Koha live today in the Research Library!

After two years of preparatory work, the Research Library staff are thrilled to announce the introduction of our fourth generation library system, Koha . Note the stylised kiwi in the top left hand corner. As a Kiwi myself, I’m proud to say that Koha hails from Aotearoa. ‘Koha’ means ‘gift from the heart’, which pretty well sums it up for us.

Using Koha, allows us even more interactivity with our internal and external clients. They can now:

• Do their own renewals and reserves online
• Save their search results to private and public lists
• Offer suggestions for purchase
• Contribute book reviews and cloud tags

We can now display our bibliographic records with book covers, as well as adding photos of users to their borrowing records. Live today in the Research Library, we hope to have our Koha OPAC available across the Powerhouse Museum, Sydney Observatory and Powerhouse Discovery Centre sites, and on the Museum’s website, by the end of this week. We’ll keep you posted. Meanwhile, watch this space!

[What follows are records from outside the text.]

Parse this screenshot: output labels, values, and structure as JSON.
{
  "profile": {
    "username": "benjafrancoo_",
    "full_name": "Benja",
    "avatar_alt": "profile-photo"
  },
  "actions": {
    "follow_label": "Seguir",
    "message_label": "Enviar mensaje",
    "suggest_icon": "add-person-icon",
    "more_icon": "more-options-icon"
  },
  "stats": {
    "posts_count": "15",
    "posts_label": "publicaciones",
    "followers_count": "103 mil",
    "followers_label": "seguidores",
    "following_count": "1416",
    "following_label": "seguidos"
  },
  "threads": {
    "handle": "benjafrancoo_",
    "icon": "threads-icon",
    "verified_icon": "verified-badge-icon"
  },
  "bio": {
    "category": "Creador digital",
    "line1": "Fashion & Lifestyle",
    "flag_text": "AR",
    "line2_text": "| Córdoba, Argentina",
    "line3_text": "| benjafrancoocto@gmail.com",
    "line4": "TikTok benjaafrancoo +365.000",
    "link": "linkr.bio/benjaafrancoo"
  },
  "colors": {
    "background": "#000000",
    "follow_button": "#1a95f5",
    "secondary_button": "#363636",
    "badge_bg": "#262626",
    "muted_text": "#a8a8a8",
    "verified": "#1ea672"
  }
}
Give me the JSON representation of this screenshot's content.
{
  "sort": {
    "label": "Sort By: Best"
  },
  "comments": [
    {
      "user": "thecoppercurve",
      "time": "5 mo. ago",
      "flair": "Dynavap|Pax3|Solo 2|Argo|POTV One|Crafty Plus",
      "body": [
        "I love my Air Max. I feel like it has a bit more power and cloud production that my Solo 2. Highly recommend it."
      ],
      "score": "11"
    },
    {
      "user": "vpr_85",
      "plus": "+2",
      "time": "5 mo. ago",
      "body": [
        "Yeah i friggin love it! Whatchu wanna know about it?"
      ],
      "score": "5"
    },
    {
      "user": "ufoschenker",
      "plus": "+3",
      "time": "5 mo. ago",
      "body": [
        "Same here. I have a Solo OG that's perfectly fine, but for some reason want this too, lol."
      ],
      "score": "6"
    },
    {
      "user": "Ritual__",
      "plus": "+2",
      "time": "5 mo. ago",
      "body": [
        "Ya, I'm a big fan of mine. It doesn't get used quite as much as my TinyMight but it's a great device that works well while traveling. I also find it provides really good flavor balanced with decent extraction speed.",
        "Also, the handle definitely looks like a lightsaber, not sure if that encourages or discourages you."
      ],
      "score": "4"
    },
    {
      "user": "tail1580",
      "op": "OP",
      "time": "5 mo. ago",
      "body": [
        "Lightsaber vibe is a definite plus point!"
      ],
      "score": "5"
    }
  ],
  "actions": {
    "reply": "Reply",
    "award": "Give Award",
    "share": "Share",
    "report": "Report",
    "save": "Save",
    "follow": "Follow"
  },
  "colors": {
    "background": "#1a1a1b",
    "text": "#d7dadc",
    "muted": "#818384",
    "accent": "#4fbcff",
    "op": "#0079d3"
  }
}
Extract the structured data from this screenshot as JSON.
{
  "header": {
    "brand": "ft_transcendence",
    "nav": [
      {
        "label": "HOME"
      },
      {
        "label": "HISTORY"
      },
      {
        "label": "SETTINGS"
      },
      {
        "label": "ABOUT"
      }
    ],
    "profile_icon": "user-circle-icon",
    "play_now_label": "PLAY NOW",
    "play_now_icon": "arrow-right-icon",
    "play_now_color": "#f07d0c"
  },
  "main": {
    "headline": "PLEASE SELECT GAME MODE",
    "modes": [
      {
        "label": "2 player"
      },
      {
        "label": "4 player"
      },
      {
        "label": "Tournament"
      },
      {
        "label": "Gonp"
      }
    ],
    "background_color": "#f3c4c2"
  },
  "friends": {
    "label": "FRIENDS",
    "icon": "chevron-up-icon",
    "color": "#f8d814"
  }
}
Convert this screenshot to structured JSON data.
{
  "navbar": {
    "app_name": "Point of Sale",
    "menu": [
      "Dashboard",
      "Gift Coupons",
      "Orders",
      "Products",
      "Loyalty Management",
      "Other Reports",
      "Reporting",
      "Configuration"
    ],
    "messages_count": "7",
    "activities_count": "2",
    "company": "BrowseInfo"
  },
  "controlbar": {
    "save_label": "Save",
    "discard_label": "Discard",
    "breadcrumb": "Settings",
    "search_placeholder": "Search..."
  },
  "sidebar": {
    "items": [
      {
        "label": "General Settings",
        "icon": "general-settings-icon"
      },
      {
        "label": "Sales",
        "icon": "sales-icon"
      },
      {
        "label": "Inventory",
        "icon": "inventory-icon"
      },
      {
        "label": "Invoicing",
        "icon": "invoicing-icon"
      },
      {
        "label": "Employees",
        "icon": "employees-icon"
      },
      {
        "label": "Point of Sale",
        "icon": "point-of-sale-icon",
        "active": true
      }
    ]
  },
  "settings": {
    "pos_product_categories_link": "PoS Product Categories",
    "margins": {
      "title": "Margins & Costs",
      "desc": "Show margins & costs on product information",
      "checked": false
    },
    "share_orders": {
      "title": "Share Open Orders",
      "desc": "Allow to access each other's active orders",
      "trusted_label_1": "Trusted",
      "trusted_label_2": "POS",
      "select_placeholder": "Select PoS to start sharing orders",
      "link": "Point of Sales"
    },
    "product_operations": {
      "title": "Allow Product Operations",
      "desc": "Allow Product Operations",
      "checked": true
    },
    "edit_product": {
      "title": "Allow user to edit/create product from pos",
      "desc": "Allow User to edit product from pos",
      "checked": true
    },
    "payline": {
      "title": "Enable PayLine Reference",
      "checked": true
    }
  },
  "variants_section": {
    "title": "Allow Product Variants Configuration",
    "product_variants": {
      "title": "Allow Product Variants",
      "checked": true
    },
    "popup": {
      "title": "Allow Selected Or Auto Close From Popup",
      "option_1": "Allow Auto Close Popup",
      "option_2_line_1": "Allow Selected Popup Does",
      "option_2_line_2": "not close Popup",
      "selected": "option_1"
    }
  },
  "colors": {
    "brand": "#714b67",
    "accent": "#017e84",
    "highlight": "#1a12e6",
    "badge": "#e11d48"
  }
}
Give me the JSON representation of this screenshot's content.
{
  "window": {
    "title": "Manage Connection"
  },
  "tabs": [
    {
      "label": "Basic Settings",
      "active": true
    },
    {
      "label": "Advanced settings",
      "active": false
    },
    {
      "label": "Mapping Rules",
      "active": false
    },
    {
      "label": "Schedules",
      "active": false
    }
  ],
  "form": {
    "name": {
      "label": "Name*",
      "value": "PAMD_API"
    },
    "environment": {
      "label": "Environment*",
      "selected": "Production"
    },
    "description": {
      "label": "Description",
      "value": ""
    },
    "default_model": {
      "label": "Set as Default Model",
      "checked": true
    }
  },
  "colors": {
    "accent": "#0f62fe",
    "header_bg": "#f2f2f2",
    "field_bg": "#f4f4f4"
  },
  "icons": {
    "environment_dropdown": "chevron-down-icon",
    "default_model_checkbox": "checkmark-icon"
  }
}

J & OD students

March was a month for visitors. We had several groups of second and third year Jewellery and Object Design students students (36 in all) from the Design Centre Enmore.

They were led each time by their teacher, Danielle Butters. If she was bored at having to repeat the visits, she didn’t show it!

As with all group visits, we gave an introductory talk about the Research Library, the history of its collection and the way it contributes to exhibitions in the Museum. We then divided the class into smaller groups of 5 or 6 for a walkabout. To avoid tripping over each other, we started at different points in the Library, crossing over as the tour progressed. Jewellery students are great to show around. Their studies encompass so many subject areas that we delve into nearly every part of the Library. We rifle through books and journals on metalwork, jewellery design, costume, ornament, crafts, textile and fibre design, knitting patterns, architecture, photography, graphic design – everything, in fact, from decorative arts to technology, which is just what this Museum is all about.

The students spent time browsing the shelves until it was time go over to the Museum. Here, they toured the Benini exhibition before heading back to class.